THE school’s swimming programme was under threat of being axed in March 1986 with the Education Board considering cuts to keep within its budget.
The SELB met in its Armagh headquarters and among papers being tabled was a proposal that the swimming programme should be cut out and in the absence of unionist opposition it was likely to be ratified.
If the axe was to fall on the school swimming programme it was to be a bitter blow to the local council as it had consistently fought previous proposals to bring down the shutters on the popular programme.
But the blow would have been hardest of all for unionist councillors who had been at the forefront of past campaigns to keep the programme on the budget.
On principle they would have been bitterly opposed to any such cut.
Their dilemma, however, was that in line with party policy they were abstaining from the various public bodies including the SELB.
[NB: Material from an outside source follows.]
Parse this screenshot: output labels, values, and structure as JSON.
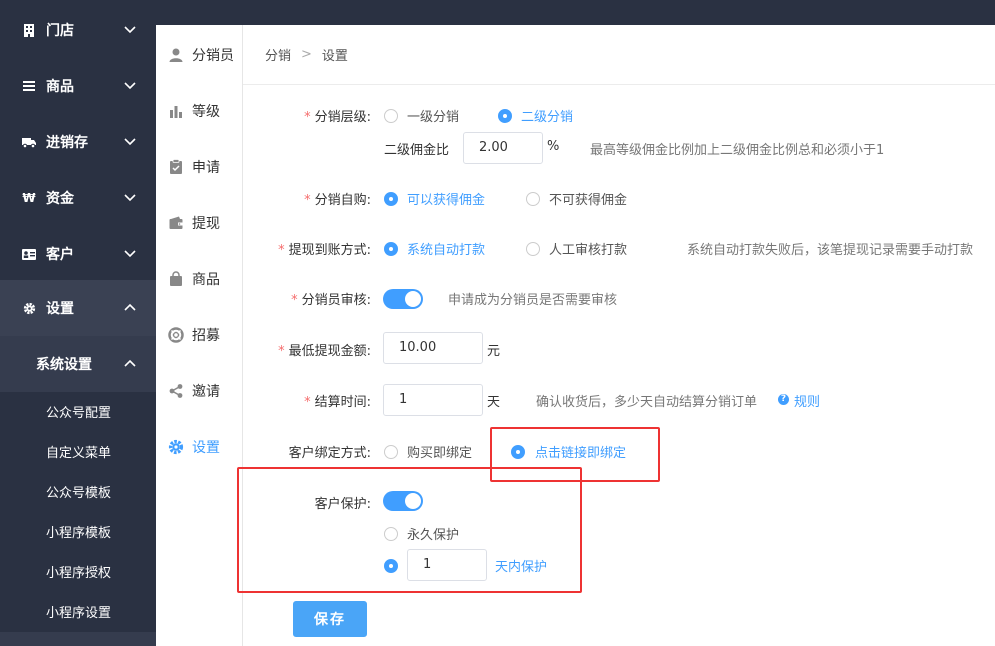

Down the years the school swimming programme had often been challenged and the number of weeks kids were to the pools under the auspices of their respective schools had been reduced from 32 to 16.
This meant that, at the time, they were allowed eight weeks in the autumn and eight weeks in the summer term which was considered a reasonable compromise.
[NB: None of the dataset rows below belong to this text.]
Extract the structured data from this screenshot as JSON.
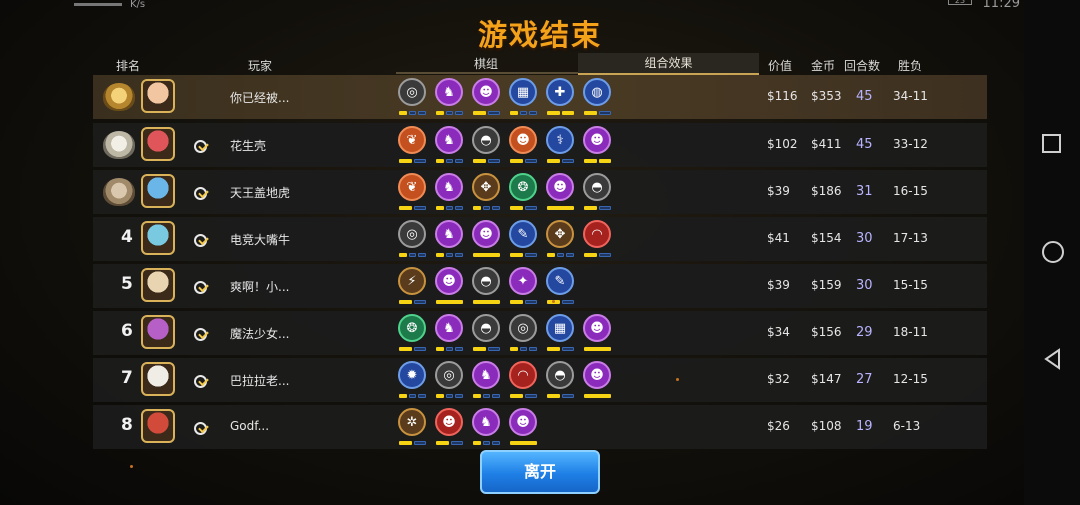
{
  "status": {
    "signal": "4G",
    "speed": "K/s",
    "battery": "23",
    "time": "11:29"
  },
  "title": "游戏结束",
  "headers": {
    "rank": "排名",
    "player": "玩家",
    "pieces": "棋组",
    "combo": "组合效果",
    "value": "价值",
    "gold": "金币",
    "rounds": "回合数",
    "record": "胜负"
  },
  "rows": [
    {
      "rank": "",
      "medal": "gold",
      "avatar_color": "#f2c6a0",
      "name": "你已经被...",
      "value": "$116",
      "gold": "$353",
      "rounds": "45",
      "record": "34-11",
      "synergies": [
        [
          "gray",
          "◎",
          1,
          3
        ],
        [
          "purple",
          "♞",
          1,
          3
        ],
        [
          "purple",
          "☻",
          1,
          2
        ],
        [
          "blue",
          "▦",
          1,
          3
        ],
        [
          "blue",
          "✚",
          2,
          2
        ],
        [
          "blue",
          "◍",
          1,
          2
        ]
      ]
    },
    {
      "rank": "",
      "medal": "silver",
      "avatar_color": "#e0555a",
      "name": "花生壳",
      "value": "$102",
      "gold": "$411",
      "rounds": "45",
      "record": "33-12",
      "synergies": [
        [
          "orange",
          "❦",
          1,
          2
        ],
        [
          "purple",
          "♞",
          1,
          3
        ],
        [
          "gray",
          "◓",
          1,
          2
        ],
        [
          "orange",
          "☻",
          1,
          2
        ],
        [
          "blue",
          "⚕",
          1,
          2
        ],
        [
          "purple",
          "☻",
          2,
          2
        ]
      ]
    },
    {
      "rank": "",
      "medal": "bronze",
      "avatar_color": "#6bb6e8",
      "name": "天王盖地虎",
      "value": "$39",
      "gold": "$186",
      "rounds": "31",
      "record": "16-15",
      "synergies": [
        [
          "orange",
          "❦",
          1,
          2
        ],
        [
          "purple",
          "♞",
          1,
          3
        ],
        [
          "bronze",
          "✥",
          1,
          3
        ],
        [
          "green",
          "❂",
          1,
          2
        ],
        [
          "purple",
          "☻",
          1,
          1
        ],
        [
          "gray",
          "◓",
          1,
          2
        ]
      ]
    },
    {
      "rank": "4",
      "medal": "",
      "avatar_color": "#79c9e0",
      "name": "电竞大嘴牛",
      "value": "$41",
      "gold": "$154",
      "rounds": "30",
      "record": "17-13",
      "synergies": [
        [
          "gray",
          "◎",
          1,
          3
        ],
        [
          "purple",
          "♞",
          1,
          3
        ],
        [
          "purple",
          "☻",
          1,
          1
        ],
        [
          "blue",
          "✎",
          1,
          2
        ],
        [
          "bronze",
          "✥",
          1,
          3
        ],
        [
          "red",
          "◠",
          1,
          2
        ]
      ]
    },
    {
      "rank": "5",
      "medal": "",
      "avatar_color": "#e8d4b0",
      "name": "爽啊！小...",
      "value": "$39",
      "gold": "$159",
      "rounds": "30",
      "record": "15-15",
      "synergies": [
        [
          "bronze",
          "⚡",
          1,
          2
        ],
        [
          "purple",
          "☻",
          1,
          1
        ],
        [
          "gray",
          "◓",
          1,
          1
        ],
        [
          "purple",
          "✦",
          1,
          2
        ],
        [
          "blue",
          "✎",
          1,
          2
        ]
      ]
    },
    {
      "rank": "6",
      "medal": "",
      "avatar_color": "#b55fc7",
      "name": "魔法少女...",
      "value": "$34",
      "gold": "$156",
      "rounds": "29",
      "record": "18-11",
      "synergies": [
        [
          "green",
          "❂",
          1,
          2
        ],
        [
          "purple",
          "♞",
          1,
          3
        ],
        [
          "gray",
          "◓",
          1,
          2
        ],
        [
          "gray",
          "◎",
          1,
          3
        ],
        [
          "blue",
          "▦",
          1,
          2
        ],
        [
          "purple",
          "☻",
          1,
          1
        ]
      ]
    },
    {
      "rank": "7",
      "medal": "",
      "avatar_color": "#f0ece6",
      "name": "巴拉拉老...",
      "value": "$32",
      "gold": "$147",
      "rounds": "27",
      "record": "12-15",
      "synergies": [
        [
          "blue",
          "✹",
          1,
          3
        ],
        [
          "gray",
          "◎",
          1,
          3
        ],
        [
          "purple",
          "♞",
          1,
          3
        ],
        [
          "red",
          "◠",
          1,
          2
        ],
        [
          "gray",
          "◓",
          1,
          2
        ],
        [
          "purple",
          "☻",
          1,
          1
        ]
      ]
    },
    {
      "rank": "8",
      "medal": "",
      "avatar_color": "#d24a3a",
      "name": "Godf...",
      "value": "$26",
      "gold": "$108",
      "rounds": "19",
      "record": "6-13",
      "synergies": [
        [
          "bronze",
          "✲",
          1,
          2
        ],
        [
          "red",
          "☻",
          1,
          2
        ],
        [
          "purple",
          "♞",
          1,
          3
        ],
        [
          "purple",
          "☻",
          1,
          1
        ]
      ]
    }
  ],
  "leave_button": "离开"
}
But had unionists been in chamber they would have been strongly fighting against the new proposal and the 11 representatives from the various councils would have provided a forceful voting bloc.
Alderman Mary Simpson said: “We have fought this issue many times in the past and we would be very upset were it cut.
“We will have to meet and see what approach we’ll take to the matter.
“I feel very strongly that children should get the chance to learn to swim, for it’s something we can’t leave to parents alone.
“We’ve always fought very hard on the issue.
“But at the same time we have very good reasons for our policy on board meetings in light of the Anglo-Irish agreement,” she concluded.